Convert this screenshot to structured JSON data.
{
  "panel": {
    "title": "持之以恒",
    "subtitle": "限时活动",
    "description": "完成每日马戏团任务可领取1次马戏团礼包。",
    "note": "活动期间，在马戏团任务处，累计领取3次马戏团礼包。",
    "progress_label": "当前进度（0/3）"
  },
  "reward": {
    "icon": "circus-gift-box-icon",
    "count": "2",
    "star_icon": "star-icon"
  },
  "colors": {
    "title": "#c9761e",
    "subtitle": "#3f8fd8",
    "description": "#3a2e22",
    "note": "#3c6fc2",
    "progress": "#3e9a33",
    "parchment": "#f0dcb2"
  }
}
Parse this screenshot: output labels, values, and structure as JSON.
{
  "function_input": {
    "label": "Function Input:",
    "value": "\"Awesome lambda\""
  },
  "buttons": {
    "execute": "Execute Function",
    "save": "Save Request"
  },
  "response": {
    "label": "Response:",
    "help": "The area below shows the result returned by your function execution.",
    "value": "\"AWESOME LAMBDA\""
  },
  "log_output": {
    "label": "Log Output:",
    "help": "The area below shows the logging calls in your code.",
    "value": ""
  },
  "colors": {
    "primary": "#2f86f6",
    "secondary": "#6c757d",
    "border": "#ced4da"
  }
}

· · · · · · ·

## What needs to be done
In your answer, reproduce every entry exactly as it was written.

## Answer for this exercise
Convert this screenshot to structured JSON data.
{
  "panel": {
    "title": "持之以恒",
    "subtitle": "限时活动",
    "description": "完成每日马戏团任务可领取1次马戏团礼包。",
    "note": "活动期间，在马戏团任务处，累计领取3次马戏团礼包。",
    "progress_label": "当前进度（0/3）"
  },
  "reward": {
    "icon": "circus-gift-box-icon",
    "count": "2",
    "star_icon": "star-icon"
  },
  "colors": {
    "title": "#c9761e",
    "subtitle": "#3f8fd8",
    "description": "#3a2e22",
    "note": "#3c6fc2",
    "progress": "#3e9a33",
    "parchment": "#f0dcb2"
  }
}
Parse this screenshot: output labels, values, and structure as JSON.
{
  "function_input": {
    "label": "Function Input:",
    "value": "\"Awesome lambda\""
  },
  "buttons": {
    "execute": "Execute Function",
    "save": "Save Request"
  },
  "response": {
    "label": "Response:",
    "help": "The area below shows the result returned by your function execution.",
    "value": "\"AWESOME LAMBDA\""
  },
  "log_output": {
    "label": "Log Output:",
    "help": "The area below shows the logging calls in your code.",
    "value": ""
  },
  "colors": {
    "primary": "#2f86f6",
    "secondary": "#6c757d",
    "border": "#ced4da"
  }
}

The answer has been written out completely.